When the Lake County Jail was constructed in Crown Point, the building was considered escape proof. With the sheriff living in the attached space, convicts checked in, but didn't break out.
In 1934, Lake County housed John Dillinger when was turned over to Crown Point to stand trial for the shooting death of East Chicago Police Officer William Patrick O'Malley.
While in jail in Crown Point, Dillinger posed for photographs with law officials, including Sheriff Lillian Holley and prosecutor Robert Estill.
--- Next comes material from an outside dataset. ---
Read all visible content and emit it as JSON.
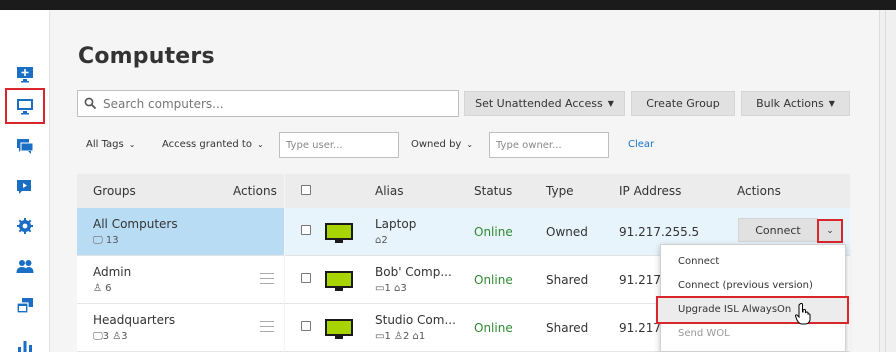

On March 3, 1934 — as legend goes — Dillinger fashioned a gun out of wood and used it to overpower guards, locking 24 in as he and another prisoner, Herbert Youngblood, escaped the jail.
The legend grew from there.
Some believed the gun was made of soap, while others recounted tales into which no "mock gun" was used at all, but that guards were bribed to let Dillinger out of the jail.
By 1999, three different museums claimed to have the Dillinger wooden gun. The gun that Dillinger is shown holding in a photograph at his family's farm after his escape looks closest to the one housed in the Dillinger Museum at the Lake County Convention and Visitors Bureau in Hammond.
The legends will continue to be legends; Dillinger was killed by FBI agents in Chicago on July 22, 1934, before he could stand trial for the O'Malley death and before he could tell the tale himself.